The Data Challenges We Expect…And More

With so much data available, and the goal of improving customer experience as motivation, McDonald’s France wanted to prioritize three types of data – sales, speed of service, and customer experience. Targeting specific sets of data helps to reduce the data inconsistencies every organization faces in a data project. While collecting, aggregating, and cleaning data is a huge feat on its own, McDonald’s France also had to navigate a high level of complexity.

As an omnichannel restaurant, McDonald’s juggles information from point of sales systems with sales happening online, offline, and across dozens of different locations. Data sources include multiple data vendors, mobile apps, loyalty programs, customer relationship management (CRM) tools, and other digital interfaces. Combined in one digital ecosystem, this data is the force that drives the entire customer journey. Once it’s all there, the challenge is to find the link for any given customer that transforms the puzzle into a holistic picture.

Endless Opportunities for the Future

McDonald’s France now has visibility into speed of service with a dedicated dashboard and can analyze and provide syntheses of that data. National teams can make data-based, accurate decisions using the dashboard and implement logistical changes in operations. They’re able to impact operational efficiency using knowledge around prep time to influence fulfilment.

The data lake was successful in showing the organization where it was losing opportunities by not taking advantage of the data it had. McDonald’s also proved it was possible, affordable, and advantageous to invest in data. While their data journey has only begun, these initial steps opened the door to new data usage possibilities. The models established by McDonald’s France will be used as an example to expand data investments throughout the McDonald’s corporation.

If your organization is facing a similar of issue of too much data and not enough insight, 2nd Watch can help. Our data and analytics solutions help businesses make better decisions, faster, with a modern data stack in the cloud. Contact Us to start talking about the tools and strategies necessary to reach your goals.

-Ian Willoughby, Chief Architect and Vice President

Listen to the McDonald’s team talk about this project on the 2nd Watch Cloud Crunch podcast.

Cloud Crunch Podcast: Examining the Cloud Center of Excellence

What is a Cloud Center of Excellence (CCOE), and how can you ensure its success? Joe Kinsella, CTO of CloudHealth, talks with us today about the importance of a CCOE, the steps to cloud maturity, and how to move through the cloud maturity journey. We’d love to hear from you! Email us at CloudCrunch@2ndwatch.com with comments, questions and ideas. Listen now on Spotify, iTunes, iHeart Radio, Stitcher, or wherever you get your podcasts.

Cloud Crunch Podcast: Diving into Data Lakes and Data Platforms

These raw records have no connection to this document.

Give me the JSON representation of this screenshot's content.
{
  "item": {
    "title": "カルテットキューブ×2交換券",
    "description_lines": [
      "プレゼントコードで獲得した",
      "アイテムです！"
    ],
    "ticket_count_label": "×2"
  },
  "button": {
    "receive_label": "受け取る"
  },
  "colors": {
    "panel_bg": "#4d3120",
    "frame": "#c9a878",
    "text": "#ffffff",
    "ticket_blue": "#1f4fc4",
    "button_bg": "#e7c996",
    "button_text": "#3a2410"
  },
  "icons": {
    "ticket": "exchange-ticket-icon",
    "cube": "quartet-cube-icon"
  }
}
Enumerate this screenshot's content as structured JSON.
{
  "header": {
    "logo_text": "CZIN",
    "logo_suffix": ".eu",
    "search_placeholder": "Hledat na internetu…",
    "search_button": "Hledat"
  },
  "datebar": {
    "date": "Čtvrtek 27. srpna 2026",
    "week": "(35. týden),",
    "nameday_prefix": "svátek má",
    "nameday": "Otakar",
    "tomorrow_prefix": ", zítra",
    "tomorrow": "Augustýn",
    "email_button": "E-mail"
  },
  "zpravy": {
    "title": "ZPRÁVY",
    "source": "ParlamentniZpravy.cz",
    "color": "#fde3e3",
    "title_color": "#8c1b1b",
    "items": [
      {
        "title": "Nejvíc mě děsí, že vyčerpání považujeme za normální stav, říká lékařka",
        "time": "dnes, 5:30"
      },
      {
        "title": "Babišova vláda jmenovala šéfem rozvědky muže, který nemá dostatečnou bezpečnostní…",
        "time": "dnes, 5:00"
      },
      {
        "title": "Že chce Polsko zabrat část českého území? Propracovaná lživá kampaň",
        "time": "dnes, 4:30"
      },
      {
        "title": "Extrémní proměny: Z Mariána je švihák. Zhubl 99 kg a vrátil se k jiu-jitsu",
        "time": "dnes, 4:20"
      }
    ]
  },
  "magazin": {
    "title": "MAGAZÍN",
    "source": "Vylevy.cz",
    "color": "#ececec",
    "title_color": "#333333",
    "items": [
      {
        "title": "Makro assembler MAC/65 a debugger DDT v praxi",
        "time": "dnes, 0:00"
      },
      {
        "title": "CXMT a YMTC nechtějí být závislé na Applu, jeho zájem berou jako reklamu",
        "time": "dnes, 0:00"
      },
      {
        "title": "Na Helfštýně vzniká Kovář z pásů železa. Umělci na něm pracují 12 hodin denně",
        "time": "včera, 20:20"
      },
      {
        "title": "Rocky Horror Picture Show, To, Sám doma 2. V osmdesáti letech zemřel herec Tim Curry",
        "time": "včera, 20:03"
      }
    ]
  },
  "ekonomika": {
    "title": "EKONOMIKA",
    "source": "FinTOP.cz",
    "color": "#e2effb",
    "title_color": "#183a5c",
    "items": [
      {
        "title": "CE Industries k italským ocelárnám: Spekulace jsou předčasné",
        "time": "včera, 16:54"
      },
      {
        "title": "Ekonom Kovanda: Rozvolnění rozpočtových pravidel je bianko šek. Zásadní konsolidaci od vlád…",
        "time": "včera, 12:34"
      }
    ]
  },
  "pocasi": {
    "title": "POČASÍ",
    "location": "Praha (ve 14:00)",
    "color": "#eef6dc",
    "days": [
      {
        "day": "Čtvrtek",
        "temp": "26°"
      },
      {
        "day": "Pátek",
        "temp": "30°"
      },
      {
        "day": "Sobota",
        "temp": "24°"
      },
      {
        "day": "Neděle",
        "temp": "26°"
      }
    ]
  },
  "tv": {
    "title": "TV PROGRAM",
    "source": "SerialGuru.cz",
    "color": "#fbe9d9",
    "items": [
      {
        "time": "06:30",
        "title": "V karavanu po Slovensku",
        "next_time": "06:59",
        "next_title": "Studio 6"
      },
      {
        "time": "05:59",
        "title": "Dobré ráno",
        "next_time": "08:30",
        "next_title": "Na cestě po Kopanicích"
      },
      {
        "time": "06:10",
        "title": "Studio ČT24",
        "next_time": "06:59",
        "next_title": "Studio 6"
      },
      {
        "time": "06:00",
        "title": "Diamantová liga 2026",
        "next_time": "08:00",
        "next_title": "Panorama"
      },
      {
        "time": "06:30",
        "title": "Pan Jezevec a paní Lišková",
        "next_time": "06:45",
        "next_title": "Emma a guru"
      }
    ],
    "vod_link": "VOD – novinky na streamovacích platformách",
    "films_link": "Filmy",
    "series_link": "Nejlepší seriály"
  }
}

Data Engineering and Analytics expert, Rob Whelan, joins us today to dive into all things data lakes and data platforms. Data is the key to unlocking the path to better business decisions. What do you need data for? We look at the top 5 problems customers have with their data, how the cloud has helped solve these challenges, and how you can leverage the cloud for your data use. We’d love to hear from you! Email us at CloudCrunch@2ndwatch.com with comments, questions and ideas. Listen now on Spotify, iTunes, iHeart Radio, Stitcher, or wherever you get your podcasts.